It wasn’t the most glamorous of injuries, but it’s one that in a way exemplifies Isiah Cage’s CFL career so far.
The left tackle for the Toronto Argonauts didn’t suffer a knee injury while blocking a defensive end, allowing his quarterback to throw a touchdown pass. He didn’t throw out his shoulder springing a running back for a lengthy run.
He slipped in the shower, hit his head on the faucet, and suffered a concussion.
It’s been that kind of Canadian experience for Cage, who put a potential career in law enforcement on pause to give pro football another shot after he was released by the Indianapolis Colts in 2017.
He showed off his talent with the Double Blue at the end of 2018 and first half of 2019 before suffering a season-ending injury in a neutral site game in Moncton versus Montreal.
After the 2020 season was cancelled, he was fired up about the 2021 campaign, but suffered a season-ending ankle injury during training camp.
Then, just before this year’s season opener against Montreal, came the slip in the shower. He was staying in a temporary residence while looking for a place to live after training camp ended.
“I almost slipped a couple of days before that, so I knew the shower was slippery and I was trying to be careful,” said Cage. “I had on my slides and I turned to put my towel on the door handle. I turned around and took one step forward with the water running and I slipped forward. Then I slipped backward and tried to catch myself and I tried to turn sideways and fall and put my hand down, but my hand slipped and that’s when my head hit the faucet.”

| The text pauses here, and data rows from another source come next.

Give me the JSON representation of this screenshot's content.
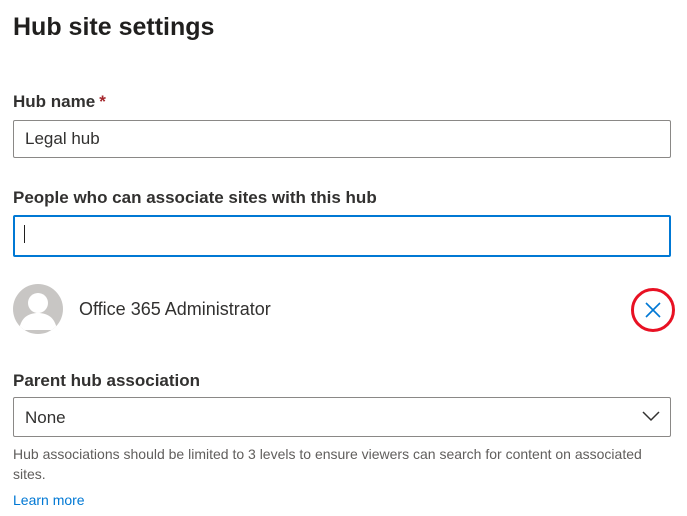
{
  "page": {
    "title": "Hub site settings"
  },
  "hub_name": {
    "label": "Hub name",
    "required_marker": "*",
    "value": "Legal hub"
  },
  "people": {
    "label": "People who can associate sites with this hub",
    "input_value": "",
    "members": [
      {
        "name": "Office 365 Administrator"
      }
    ]
  },
  "parent_hub": {
    "label": "Parent hub association",
    "selected": "None",
    "help_text": "Hub associations should be limited to 3 levels to ensure viewers can search for content on associated sites.",
    "learn_more": "Learn more"
  },
  "colors": {
    "accent": "#0078d4",
    "highlight_ring": "#e81123",
    "required": "#a4262c"
  },
  "icons": {
    "avatar": "person-silhouette-icon",
    "remove": "close-icon",
    "dropdown": "chevron-down-icon"
  }
}
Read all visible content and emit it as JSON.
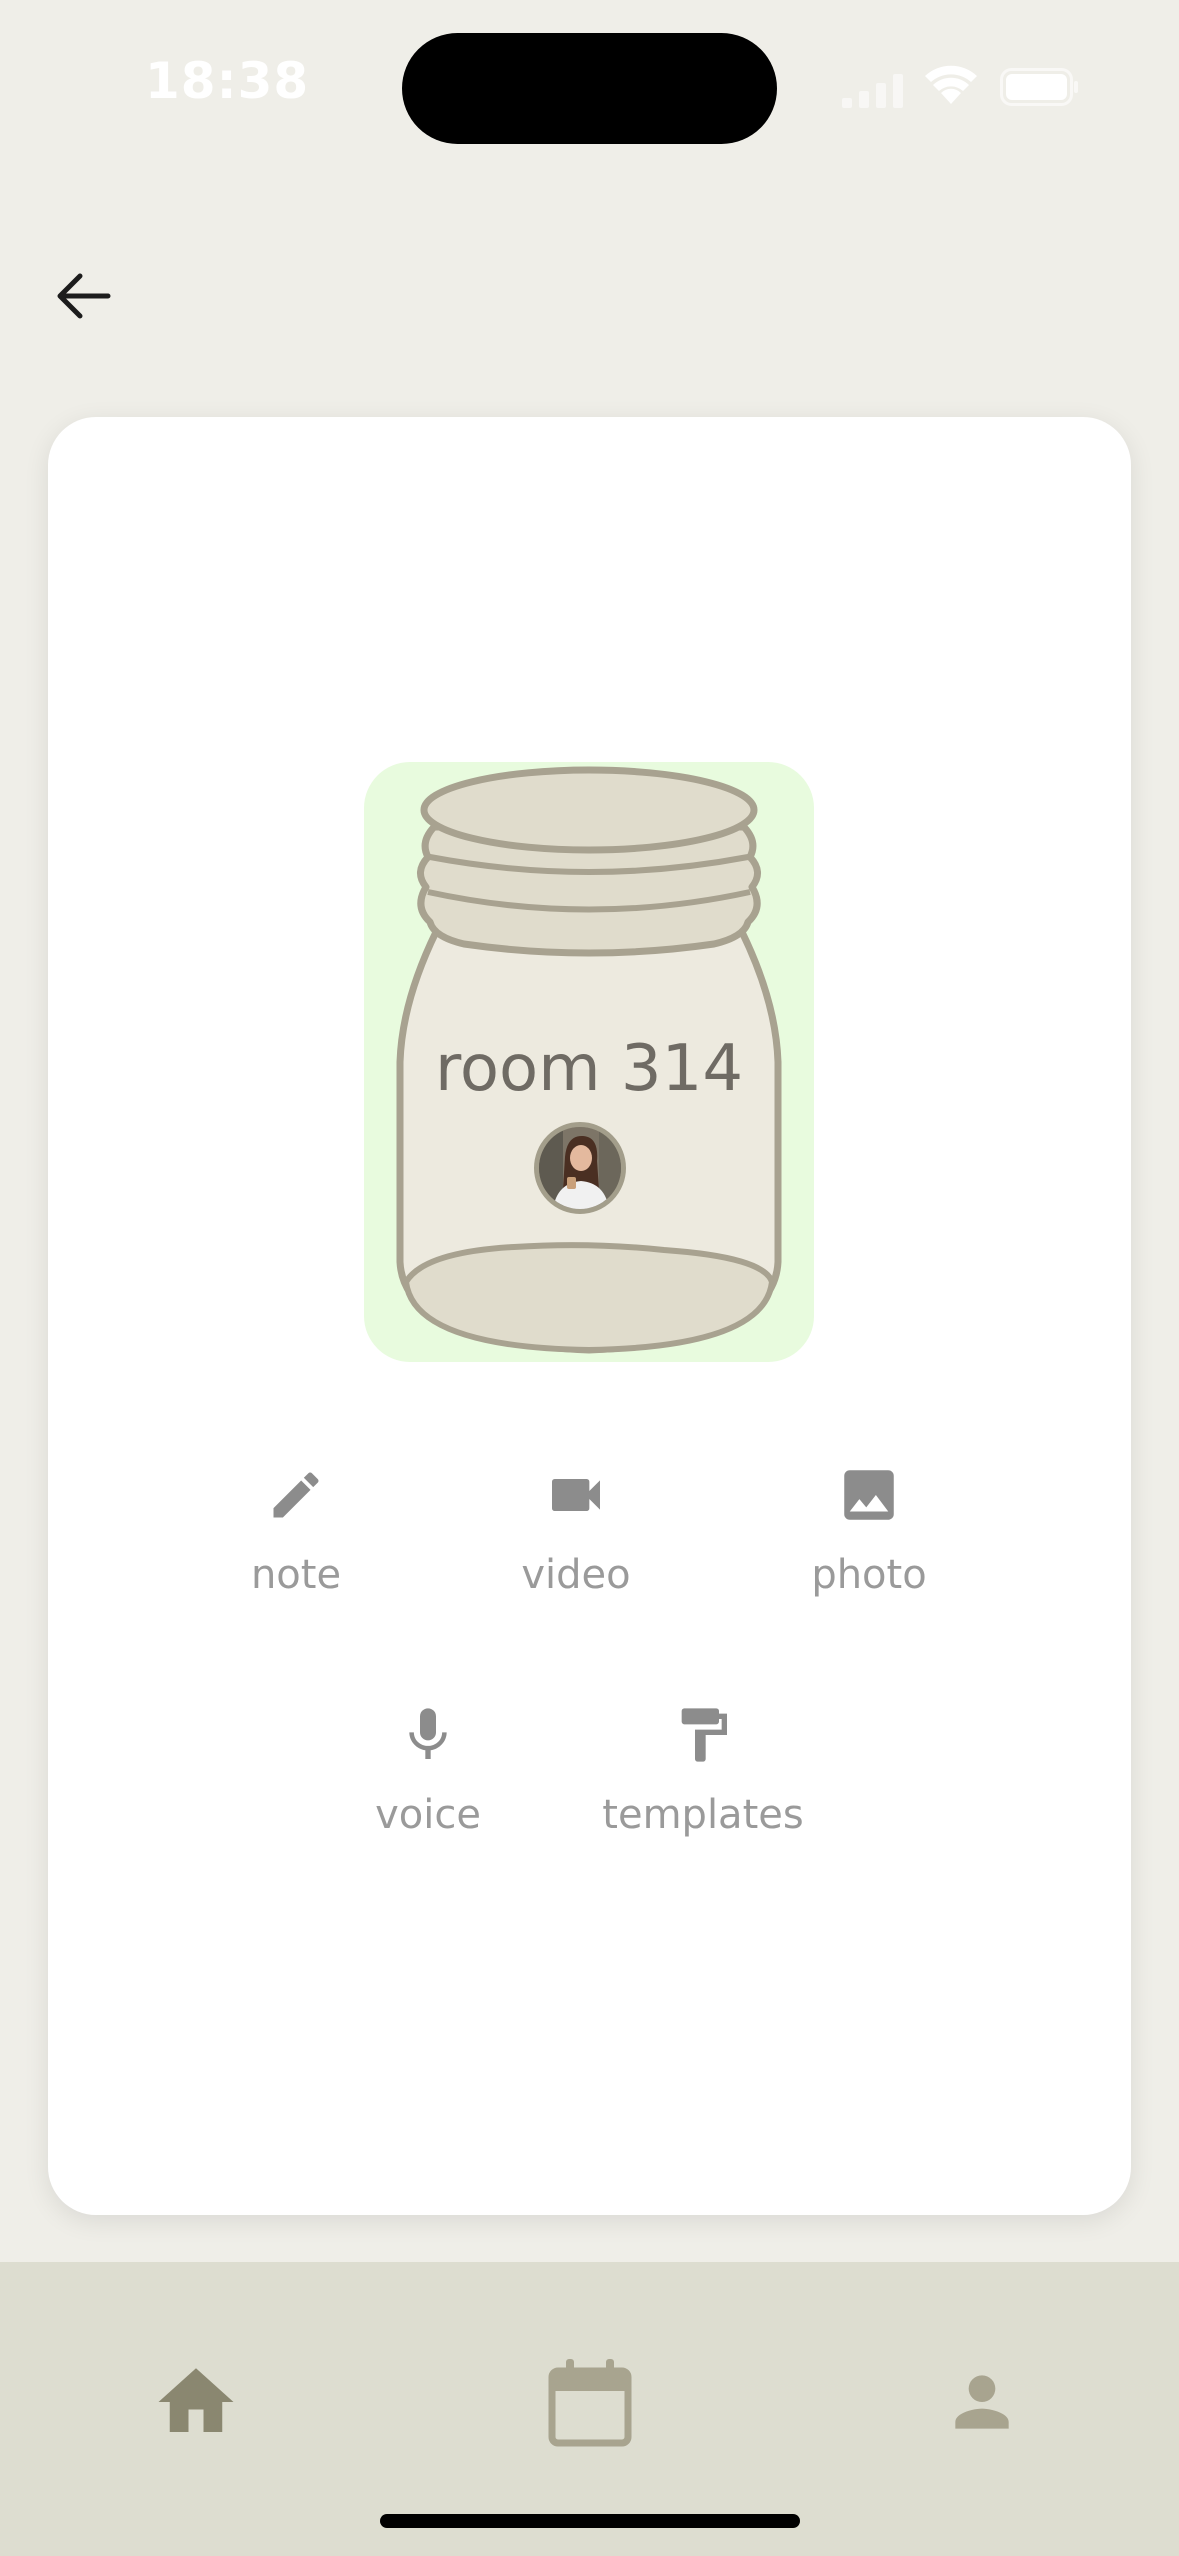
{
  "status_bar": {
    "time": "18:38"
  },
  "header": {
    "back_icon": "arrow-back-icon"
  },
  "jar": {
    "title": "room 314",
    "background_color": "#e8fbde",
    "avatar_icon": "profile-photo"
  },
  "actions": {
    "note": {
      "label": "note",
      "icon": "pencil-icon"
    },
    "video": {
      "label": "video",
      "icon": "videocam-icon"
    },
    "photo": {
      "label": "photo",
      "icon": "image-icon"
    },
    "voice": {
      "label": "voice",
      "icon": "mic-icon"
    },
    "templates": {
      "label": "templates",
      "icon": "paint-roller-icon"
    }
  },
  "bottom_nav": {
    "items": [
      {
        "icon": "home-icon"
      },
      {
        "icon": "calendar-icon"
      },
      {
        "icon": "person-icon"
      }
    ],
    "active_color": "#8a8770",
    "inactive_color": "#a8a48f"
  },
  "colors": {
    "background": "#efeee8",
    "card": "#ffffff",
    "jar_fill": "#edeadf",
    "jar_stroke": "#a8a290",
    "action_icon": "#8c8c8c",
    "action_text": "#9a9a9a"
  }
}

As scary as the prospect of a 6’5”, 312-pound man hitting his head after a fall in the shower may be, Cage told Argonauts.ca it could have been worse at the time of the accident.
“I didn’t get knocked out,” he explained. “I hopped right back up. I’ve hit my head harder in the past, honestly. It hurt a little bit on the side of my face and my eye. It was bad for about five seconds and then went away, so I was thinking I’m fine and finished showering. Two days later when we had a walkthrough and I felt like I was in a fog I knew I had a concussion.”
It’s the third season in a row Cage has found himself missing a significant chunk of the schedule. The only luck he seems to have had since joining the Argos has been bad luck.
“I couldn’t really believe it honestly; the amount of work I’ve put in after what happened to me in ’21 when I got rolled up on. I was feeling good; everything is going good and something again that’s out of my control happens.”
He thought he was going to be ready for the game against Winnipeg on July 4, but he wasn’t quite there yet. The Chicago native is feeling like he’ll be good to go when the Argos play Saskatchewan this Saturday afternoon in the Touchdown Atlantic game to be played in Wolfville, Nova Scotia.
“I’m definitely pretty hungry. I’m ready to get back out there, get back to doing what I do and get in a groove. I was hoping at this point I’d be four games into the season, I’d be in a good groove by now. Now I’ve got to get that rust off and get back to work.”
It’s a move the Argos have been waiting for. They’ve had to start the season with Cage and Peter Nicastro – two of their best o-linemen – on the shelf. The addition of Cage brings the Argos not only a lot of talent, but a considerable amount of attitude to the position that protects McLeod Bethel-Thompson’s blind side.
It will be a good test for Cage and the entire unit against Saskatchewan, a team that leads the league with 23 sacks; 10 more than second place Montreal. At this stage, Cage is just happy to get back on the field, no matter who the opponent may be.